GIVEN RECORDS:

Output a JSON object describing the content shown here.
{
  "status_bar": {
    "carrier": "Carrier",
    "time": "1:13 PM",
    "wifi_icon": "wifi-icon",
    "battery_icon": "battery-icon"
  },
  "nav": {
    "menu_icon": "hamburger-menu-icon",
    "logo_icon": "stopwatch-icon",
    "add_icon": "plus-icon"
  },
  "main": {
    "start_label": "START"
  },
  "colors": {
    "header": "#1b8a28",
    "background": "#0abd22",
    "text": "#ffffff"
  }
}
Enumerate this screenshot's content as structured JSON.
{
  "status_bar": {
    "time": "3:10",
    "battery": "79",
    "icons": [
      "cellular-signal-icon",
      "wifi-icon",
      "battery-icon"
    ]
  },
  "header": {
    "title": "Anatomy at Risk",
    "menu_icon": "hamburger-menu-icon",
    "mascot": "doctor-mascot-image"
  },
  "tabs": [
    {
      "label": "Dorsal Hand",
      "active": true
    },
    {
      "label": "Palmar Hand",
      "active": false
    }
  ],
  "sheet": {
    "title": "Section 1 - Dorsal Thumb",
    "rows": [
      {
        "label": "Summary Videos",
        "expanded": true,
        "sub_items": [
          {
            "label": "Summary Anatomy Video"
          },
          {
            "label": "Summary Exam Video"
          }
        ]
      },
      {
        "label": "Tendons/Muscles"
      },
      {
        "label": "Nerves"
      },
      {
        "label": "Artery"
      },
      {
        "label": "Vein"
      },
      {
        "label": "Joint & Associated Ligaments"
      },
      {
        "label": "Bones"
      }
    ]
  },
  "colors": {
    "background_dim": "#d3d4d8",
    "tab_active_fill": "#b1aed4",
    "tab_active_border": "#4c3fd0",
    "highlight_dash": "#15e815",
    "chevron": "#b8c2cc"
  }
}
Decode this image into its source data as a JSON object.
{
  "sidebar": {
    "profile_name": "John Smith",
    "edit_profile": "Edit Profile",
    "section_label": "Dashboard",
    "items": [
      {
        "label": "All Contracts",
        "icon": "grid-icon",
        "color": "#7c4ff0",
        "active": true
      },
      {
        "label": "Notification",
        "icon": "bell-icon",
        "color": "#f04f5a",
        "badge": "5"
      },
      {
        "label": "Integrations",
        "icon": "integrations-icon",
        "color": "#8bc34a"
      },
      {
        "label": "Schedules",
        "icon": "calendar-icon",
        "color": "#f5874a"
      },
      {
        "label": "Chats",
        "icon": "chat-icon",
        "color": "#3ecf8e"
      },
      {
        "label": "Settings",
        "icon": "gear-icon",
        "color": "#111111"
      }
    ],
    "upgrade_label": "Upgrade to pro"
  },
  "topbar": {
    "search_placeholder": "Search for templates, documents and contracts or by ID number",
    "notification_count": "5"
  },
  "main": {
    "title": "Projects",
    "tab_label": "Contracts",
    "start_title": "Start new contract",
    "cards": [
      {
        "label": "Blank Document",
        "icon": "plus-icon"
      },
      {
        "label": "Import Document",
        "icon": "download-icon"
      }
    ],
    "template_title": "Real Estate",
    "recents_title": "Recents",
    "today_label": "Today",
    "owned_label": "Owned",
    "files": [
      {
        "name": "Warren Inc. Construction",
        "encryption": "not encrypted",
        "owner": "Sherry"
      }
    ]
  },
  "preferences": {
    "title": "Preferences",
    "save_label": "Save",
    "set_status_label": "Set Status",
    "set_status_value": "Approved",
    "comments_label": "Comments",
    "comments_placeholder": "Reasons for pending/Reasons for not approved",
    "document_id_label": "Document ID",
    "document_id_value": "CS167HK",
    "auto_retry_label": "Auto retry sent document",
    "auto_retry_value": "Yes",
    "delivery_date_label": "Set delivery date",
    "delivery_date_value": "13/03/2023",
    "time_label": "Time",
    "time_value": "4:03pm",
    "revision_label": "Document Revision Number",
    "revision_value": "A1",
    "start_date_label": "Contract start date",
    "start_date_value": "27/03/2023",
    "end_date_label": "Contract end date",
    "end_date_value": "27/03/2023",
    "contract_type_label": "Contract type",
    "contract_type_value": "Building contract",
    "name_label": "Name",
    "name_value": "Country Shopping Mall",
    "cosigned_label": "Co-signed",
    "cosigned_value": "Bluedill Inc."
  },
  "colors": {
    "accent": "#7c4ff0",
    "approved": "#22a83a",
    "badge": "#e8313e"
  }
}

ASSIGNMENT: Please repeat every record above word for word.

REPLY:
Output a JSON object describing the content shown here.
{
  "status_bar": {
    "carrier": "Carrier",
    "time": "1:13 PM",
    "wifi_icon": "wifi-icon",
    "battery_icon": "battery-icon"
  },
  "nav": {
    "menu_icon": "hamburger-menu-icon",
    "logo_icon": "stopwatch-icon",
    "add_icon": "plus-icon"
  },
  "main": {
    "start_label": "START"
  },
  "colors": {
    "header": "#1b8a28",
    "background": "#0abd22",
    "text": "#ffffff"
  }
}
Enumerate this screenshot's content as structured JSON.
{
  "status_bar": {
    "time": "3:10",
    "battery": "79",
    "icons": [
      "cellular-signal-icon",
      "wifi-icon",
      "battery-icon"
    ]
  },
  "header": {
    "title": "Anatomy at Risk",
    "menu_icon": "hamburger-menu-icon",
    "mascot": "doctor-mascot-image"
  },
  "tabs": [
    {
      "label": "Dorsal Hand",
      "active": true
    },
    {
      "label": "Palmar Hand",
      "active": false
    }
  ],
  "sheet": {
    "title": "Section 1 - Dorsal Thumb",
    "rows": [
      {
        "label": "Summary Videos",
        "expanded": true,
        "sub_items": [
          {
            "label": "Summary Anatomy Video"
          },
          {
            "label": "Summary Exam Video"
          }
        ]
      },
      {
        "label": "Tendons/Muscles"
      },
      {
        "label": "Nerves"
      },
      {
        "label": "Artery"
      },
      {
        "label": "Vein"
      },
      {
        "label": "Joint & Associated Ligaments"
      },
      {
        "label": "Bones"
      }
    ]
  },
  "colors": {
    "background_dim": "#d3d4d8",
    "tab_active_fill": "#b1aed4",
    "tab_active_border": "#4c3fd0",
    "highlight_dash": "#15e815",
    "chevron": "#b8c2cc"
  }
}
Decode this image into its source data as a JSON object.
{
  "sidebar": {
    "profile_name": "John Smith",
    "edit_profile": "Edit Profile",
    "section_label": "Dashboard",
    "items": [
      {
        "label": "All Contracts",
        "icon": "grid-icon",
        "color": "#7c4ff0",
        "active": true
      },
      {
        "label": "Notification",
        "icon": "bell-icon",
        "color": "#f04f5a",
        "badge": "5"
      },
      {
        "label": "Integrations",
        "icon": "integrations-icon",
        "color": "#8bc34a"
      },
      {
        "label": "Schedules",
        "icon": "calendar-icon",
        "color": "#f5874a"
      },
      {
        "label": "Chats",
        "icon": "chat-icon",
        "color": "#3ecf8e"
      },
      {
        "label": "Settings",
        "icon": "gear-icon",
        "color": "#111111"
      }
    ],
    "upgrade_label": "Upgrade to pro"
  },
  "topbar": {
    "search_placeholder": "Search for templates, documents and contracts or by ID number",
    "notification_count": "5"
  },
  "main": {
    "title": "Projects",
    "tab_label": "Contracts",
    "start_title": "Start new contract",
    "cards": [
      {
        "label": "Blank Document",
        "icon": "plus-icon"
      },
      {
        "label": "Import Document",
        "icon": "download-icon"
      }
    ],
    "template_title": "Real Estate",
    "recents_title": "Recents",
    "today_label": "Today",
    "owned_label": "Owned",
    "files": [
      {
        "name": "Warren Inc. Construction",
        "encryption": "not encrypted",
        "owner": "Sherry"
      }
    ]
  },
  "preferences": {
    "title": "Preferences",
    "save_label": "Save",
    "set_status_label": "Set Status",
    "set_status_value": "Approved",
    "comments_label": "Comments",
    "comments_placeholder": "Reasons for pending/Reasons for not approved",
    "document_id_label": "Document ID",
    "document_id_value": "CS167HK",
    "auto_retry_label": "Auto retry sent document",
    "auto_retry_value": "Yes",
    "delivery_date_label": "Set delivery date",
    "delivery_date_value": "13/03/2023",
    "time_label": "Time",
    "time_value": "4:03pm",
    "revision_label": "Document Revision Number",
    "revision_value": "A1",
    "start_date_label": "Contract start date",
    "start_date_value": "27/03/2023",
    "end_date_label": "Contract end date",
    "end_date_value": "27/03/2023",
    "contract_type_label": "Contract type",
    "contract_type_value": "Building contract",
    "name_label": "Name",
    "name_value": "Country Shopping Mall",
    "cosigned_label": "Co-signed",
    "cosigned_value": "Bluedill Inc."
  },
  "colors": {
    "accent": "#7c4ff0",
    "approved": "#22a83a",
    "badge": "#e8313e"
  }
}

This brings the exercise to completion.